It seems to me that the Welsh Open has, through no real fault of its own, become the poor relation of the ranking event circuit.
It’s a long established tournament, first staged in 1992, and has seen some terrific snooker and very tense finals down the years.
But the Welsh Open does not stand out from the pack and now carries a lower ranking points tariff than the two Chinese ranking events.
Why is this? Well, it doesn't receive BBC network coverage so is a little below the radar. Newport, fine place though it may be, does not excite players like some venues.
But the main reason is that the tournament basically feels like all the others, just not as big. It is played under the tried and tested best of nine format so there is nothing ‘special’ about it.
The answer, then, is to change it in some way. A new look, a new format, a new approach is needed.
One idea is a shot clock, as a novelty. The Premier League uses one but it is yet to be introduced in a ranking tournament.
I’m wary of the shot clock because I’m not sure it would improve the standard of snooker. Two players who can’t pot a ball between them will still be involved in a rubbish match regardless of how long they are given to play each shot.
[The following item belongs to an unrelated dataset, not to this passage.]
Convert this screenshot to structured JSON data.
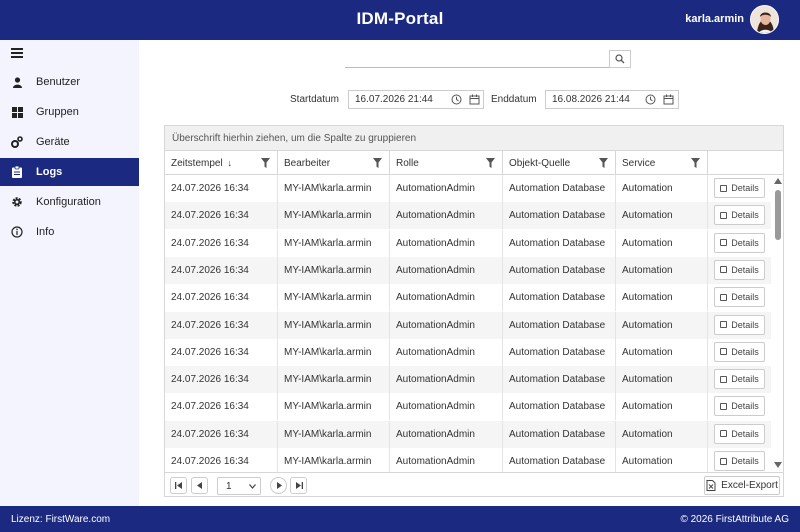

My other worry is that it would be used to artificially speed up the pace of play. Some of the most compelling snooker matches have been when the pace has slowed and the tension increases.
Steve Davis took an age over the final few balls of his victory over John Higgins at the Crucible last season and it made for fascinating, nerve-shredding viewing. Running round the table would have detracted from this.
A shot clock should be used to police play rather than forcing players to play at tempos outside their natural speed.
If one is introduced for the Welsh Open it should be 35, maybe 40 seconds, not 25 or, God forbid, 20.
Another change could be to the dress code. Some see the waistcoats and bowties as an anachronism. Others like the smart dress, although you can look smart without wearing a waistcoat.
The danger here, though, is that it would make the event look even less important because players wouldn’t be wearing the clobber associated with the top tournaments.
The format could change. How about best of sevens with no intervals? Just play the matches straight through so that they don’t outstay their welcome. Play the final over 13 frames in one session.
Again, though, would this make the event any more appealing?
We’re constantly told that ‘people today want everything shorter and faster’ but where is the actual evidence for this?
The Welsh Open’s best days were when it was staged at the Cardiff International Arena from 1999 to 2003. It is a top class venue but too expensive in these belt-tightening times.
It’s a tricky one for World Snooker: there’s the feeling that something has to change but any alteration to the format or look of the Welsh Open would be a risk and they do not want to alienate the traditional fans.
Wales is a snooker hotbed. It has produced many top players and has a loyal fanbase.
The Welsh Open has a proud history but it will surely need to embrace innovation to survive.
But what to do?